2. Learn to Recognize Quality Testimonials
Not all testimonials are created equal, and quality testimonials are not just about rave reviews. Testimonials that will actually influence your prospects to make positive decisions with the most authority are about the right kind of rave reviews.
To let current customers speak to your prospects on your behalf, you need to strategically choose testimonials that:
- Emphasize benefit statements—meaning they address your specific customer pain points
- Validate your own assertions—meaning they endorse the key benefits you claim
- Are credible—meaning they are from real people (when you can, include full names, hometowns, or similar qualifiers—every “extra” helps personalize the pitch)
- Are comparative—meaning they favorably mention your product vs. the competition (if this is something you specifically run up against often, of course).
For Example, let’s imagine you own a high-end design firm, LuxuryLooks. As the owner, you’ve obtained two testimonials recently and you’re excited to make one of them live on your website:
- Customer A wrote: “LuxuryLooks is my favorite firm to work with and I love their recommendations. I’ll definitely be back for my next house renovation project!”
- Customer B wrote: “LuxuryLooks made my new house feel like home. They met me onsite, brought a breadth of samples, took their time advising, met my budget, and their customer service team was more efficient than the other firms I spoke to in the Seacoast area.”
The winning testimonial should be clear. Though customer A’s review is loyal, it’s not meant for the trophy case either. It lacks substance, specifics, and differentiators. Meanwhile, customer B offers multiple value propositions—comfort, client interface, patience, budget and service efficiency—and even manages to politely reduce the competition.You couldn’t say it better yourself.
But where you put your testimonials on your website matters when it comes to getting the most mileage out of them.
3. Understand How to Strategically Position Your Testimonials
In the days of old, website testimonials usually lived in a testimonials page, lumped together all higgledy-piggledy. Today, we recognize the pitfall of this strategy: It’s not a strategy at all.
Since reviews can create a 74% increase in product conversions, you want to make sure you are using your testimonials properly. Taken alone, a testimonials page devalues the overall quality and effectiveness of your customers’ reviews and comments and decreases the power of its social proof. This is not to say you cannot archive reviews here, but you have to remember that the substance of your testimonials—just like your blog posts, eBooks, or other inbound marketing tools—is most effective when it exists harmoniously with the content it is relative to.

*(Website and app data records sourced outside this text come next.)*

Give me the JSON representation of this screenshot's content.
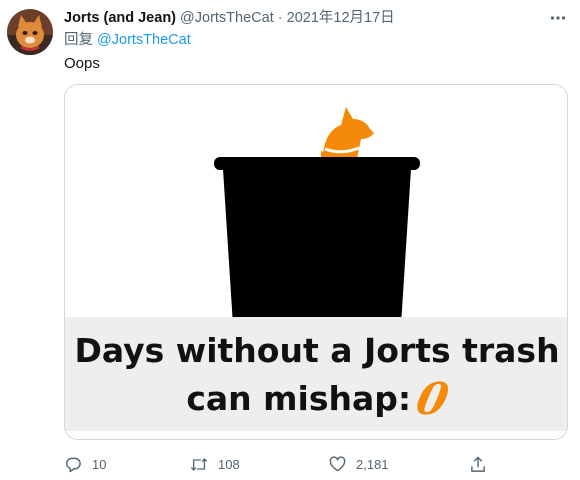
{
  "tweet": {
    "display_name": "Jorts (and Jean)",
    "handle": "@JortsTheCat",
    "separator": "·",
    "timestamp": "2021年12月17日",
    "reply_prefix": "回复",
    "reply_target": "@JortsTheCat",
    "text": "Oops"
  },
  "media": {
    "caption_line1": "Days without a Jorts trash",
    "caption_line2": "can mishap:",
    "counter_value": "0"
  },
  "actions": {
    "reply_count": "10",
    "retweet_count": "108",
    "like_count": "2,181"
  },
  "colors": {
    "accent": "#1d9bf0",
    "secondary_text": "#536471",
    "cat_orange": "#f58a0a",
    "trash_can": "#000000"
  },
  "icons": {
    "more": "more-icon",
    "reply": "reply-icon",
    "retweet": "retweet-icon",
    "like": "heart-icon",
    "share": "share-icon"
  }
}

Whether we are talking about a homepage or product page in an e-commerce website, a testimonial directly related to this page’s offerings will be far more effective if the user can experience it right then, right there. This is how a testimonial goes from being an independent sales tool to truly strengthening a website’s conversion funnel and overall strategy.
Think of it this way: As the consumer engages with your site, your job is to encourage them to follow a strategic conversion path, and this path should have a funnel effect—wide at the top, narrow at the bottom. This is designed to carefully condition the user to make more informed, specific, and substantial decisions at key junctures along the way. In this funnel, think of your testimonials as the icing on your conversion cake; it should entice users to take a big bite at exactly the right moment.
For example, whether a prospect is looking to work with a new high-end interior design firm or they just aren’t sure which coffee thermos to buy from an online store, when they land on your homepage or your product page, you want to ensure that they clearly see a current customer’s testimonial on this page. If this testimonial only lives on a testimonials page, the likelihood that they will find it is slim, and its relevancy will be diminished even if they do. When a current customer said your interior design firm was the best or the red 20 oz. thermos you sell is the perfect purchase (and precisely why), it’s your job to make sure your prospects receive this information when and where it counts!
Hubspot does a great job of placing their testimonials in context on all their pages (we chose to highlight their blogging software, of course); so do the gurus at Conversion Rate Experts (homepage); and the marketing team at Unbounce (homepage video) is no slouch either.
Click the links above, or check out the screenshots below to see these companies using testimonials strategically. In every example, the testimonials are big, bold, and deliberately situated:
So, before you start beating your chest and shouting about your amazing prices, reliable services, or quality products, remember that your prospects might be thinking, “says who?”
As a business owner, you have to find ways to back all your salesy superlatives and thoughtful copy before it can mean much to the consumer. If your clients can do the selling for you via quality testimonials that you strategically position, then there’s a good chance you’ll hush the buyer beware attitudes of your prospects without ever appearing desperate.
How do you use testimonials? Let us know in the comments section; or if you need help strategizing your inbound marketing strategy, contact us!